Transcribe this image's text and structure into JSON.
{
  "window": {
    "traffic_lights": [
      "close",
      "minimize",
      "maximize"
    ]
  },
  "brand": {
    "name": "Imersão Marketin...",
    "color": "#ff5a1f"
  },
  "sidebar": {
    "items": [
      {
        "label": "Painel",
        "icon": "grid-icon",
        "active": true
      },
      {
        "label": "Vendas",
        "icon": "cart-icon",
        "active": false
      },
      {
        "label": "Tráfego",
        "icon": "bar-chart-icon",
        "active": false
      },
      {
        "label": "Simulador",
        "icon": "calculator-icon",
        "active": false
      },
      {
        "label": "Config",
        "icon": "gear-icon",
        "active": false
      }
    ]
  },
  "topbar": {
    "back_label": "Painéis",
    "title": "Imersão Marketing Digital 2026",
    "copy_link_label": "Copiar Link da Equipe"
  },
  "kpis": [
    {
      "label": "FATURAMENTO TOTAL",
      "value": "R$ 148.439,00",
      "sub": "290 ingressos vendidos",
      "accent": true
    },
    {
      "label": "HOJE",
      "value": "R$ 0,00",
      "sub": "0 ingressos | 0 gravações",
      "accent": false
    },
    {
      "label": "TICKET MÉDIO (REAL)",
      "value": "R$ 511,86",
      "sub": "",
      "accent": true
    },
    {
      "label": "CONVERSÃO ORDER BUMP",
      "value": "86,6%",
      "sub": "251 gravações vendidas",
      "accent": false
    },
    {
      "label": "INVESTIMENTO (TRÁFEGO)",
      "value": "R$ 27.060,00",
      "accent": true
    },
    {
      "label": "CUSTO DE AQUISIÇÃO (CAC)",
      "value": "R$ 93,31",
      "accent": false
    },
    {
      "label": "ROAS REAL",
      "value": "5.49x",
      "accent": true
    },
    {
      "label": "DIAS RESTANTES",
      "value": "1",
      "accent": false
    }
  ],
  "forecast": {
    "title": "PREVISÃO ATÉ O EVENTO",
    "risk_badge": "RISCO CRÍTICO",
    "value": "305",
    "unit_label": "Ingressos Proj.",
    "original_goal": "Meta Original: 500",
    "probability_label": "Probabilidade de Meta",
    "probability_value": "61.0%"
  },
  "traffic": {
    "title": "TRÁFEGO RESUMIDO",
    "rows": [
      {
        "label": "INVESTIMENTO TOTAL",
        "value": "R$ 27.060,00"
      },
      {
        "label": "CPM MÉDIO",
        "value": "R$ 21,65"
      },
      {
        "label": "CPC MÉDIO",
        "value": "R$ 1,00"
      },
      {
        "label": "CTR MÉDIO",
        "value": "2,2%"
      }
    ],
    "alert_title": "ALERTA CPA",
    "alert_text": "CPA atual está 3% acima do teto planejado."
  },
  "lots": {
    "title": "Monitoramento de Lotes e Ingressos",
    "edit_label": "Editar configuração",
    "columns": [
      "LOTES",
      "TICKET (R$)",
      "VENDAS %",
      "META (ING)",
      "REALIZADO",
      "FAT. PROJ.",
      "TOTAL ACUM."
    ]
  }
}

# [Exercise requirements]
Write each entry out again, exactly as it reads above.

# [Task response]
Transcribe this image's text and structure into JSON.
{
  "window": {
    "traffic_lights": [
      "close",
      "minimize",
      "maximize"
    ]
  },
  "brand": {
    "name": "Imersão Marketin...",
    "color": "#ff5a1f"
  },
  "sidebar": {
    "items": [
      {
        "label": "Painel",
        "icon": "grid-icon",
        "active": true
      },
      {
        "label": "Vendas",
        "icon": "cart-icon",
        "active": false
      },
      {
        "label": "Tráfego",
        "icon": "bar-chart-icon",
        "active": false
      },
      {
        "label": "Simulador",
        "icon": "calculator-icon",
        "active": false
      },
      {
        "label": "Config",
        "icon": "gear-icon",
        "active": false
      }
    ]
  },
  "topbar": {
    "back_label": "Painéis",
    "title": "Imersão Marketing Digital 2026",
    "copy_link_label": "Copiar Link da Equipe"
  },
  "kpis": [
    {
      "label": "FATURAMENTO TOTAL",
      "value": "R$ 148.439,00",
      "sub": "290 ingressos vendidos",
      "accent": true
    },
    {
      "label": "HOJE",
      "value": "R$ 0,00",
      "sub": "0 ingressos | 0 gravações",
      "accent": false
    },
    {
      "label": "TICKET MÉDIO (REAL)",
      "value": "R$ 511,86",
      "sub": "",
      "accent": true
    },
    {
      "label": "CONVERSÃO ORDER BUMP",
      "value": "86,6%",
      "sub": "251 gravações vendidas",
      "accent": false
    },
    {
      "label": "INVESTIMENTO (TRÁFEGO)",
      "value": "R$ 27.060,00",
      "accent": true
    },
    {
      "label": "CUSTO DE AQUISIÇÃO (CAC)",
      "value": "R$ 93,31",
      "accent": false
    },
    {
      "label": "ROAS REAL",
      "value": "5.49x",
      "accent": true
    },
    {
      "label": "DIAS RESTANTES",
      "value": "1",
      "accent": false
    }
  ],
  "forecast": {
    "title": "PREVISÃO ATÉ O EVENTO",
    "risk_badge": "RISCO CRÍTICO",
    "value": "305",
    "unit_label": "Ingressos Proj.",
    "original_goal": "Meta Original: 500",
    "probability_label": "Probabilidade de Meta",
    "probability_value": "61.0%"
  },
  "traffic": {
    "title": "TRÁFEGO RESUMIDO",
    "rows": [
      {
        "label": "INVESTIMENTO TOTAL",
        "value": "R$ 27.060,00"
      },
      {
        "label": "CPM MÉDIO",
        "value": "R$ 21,65"
      },
      {
        "label": "CPC MÉDIO",
        "value": "R$ 1,00"
      },
      {
        "label": "CTR MÉDIO",
        "value": "2,2%"
      }
    ],
    "alert_title": "ALERTA CPA",
    "alert_text": "CPA atual está 3% acima do teto planejado."
  },
  "lots": {
    "title": "Monitoramento de Lotes e Ingressos",
    "edit_label": "Editar configuração",
    "columns": [
      "LOTES",
      "TICKET (R$)",
      "VENDAS %",
      "META (ING)",
      "REALIZADO",
      "FAT. PROJ.",
      "TOTAL ACUM."
    ]
  }
}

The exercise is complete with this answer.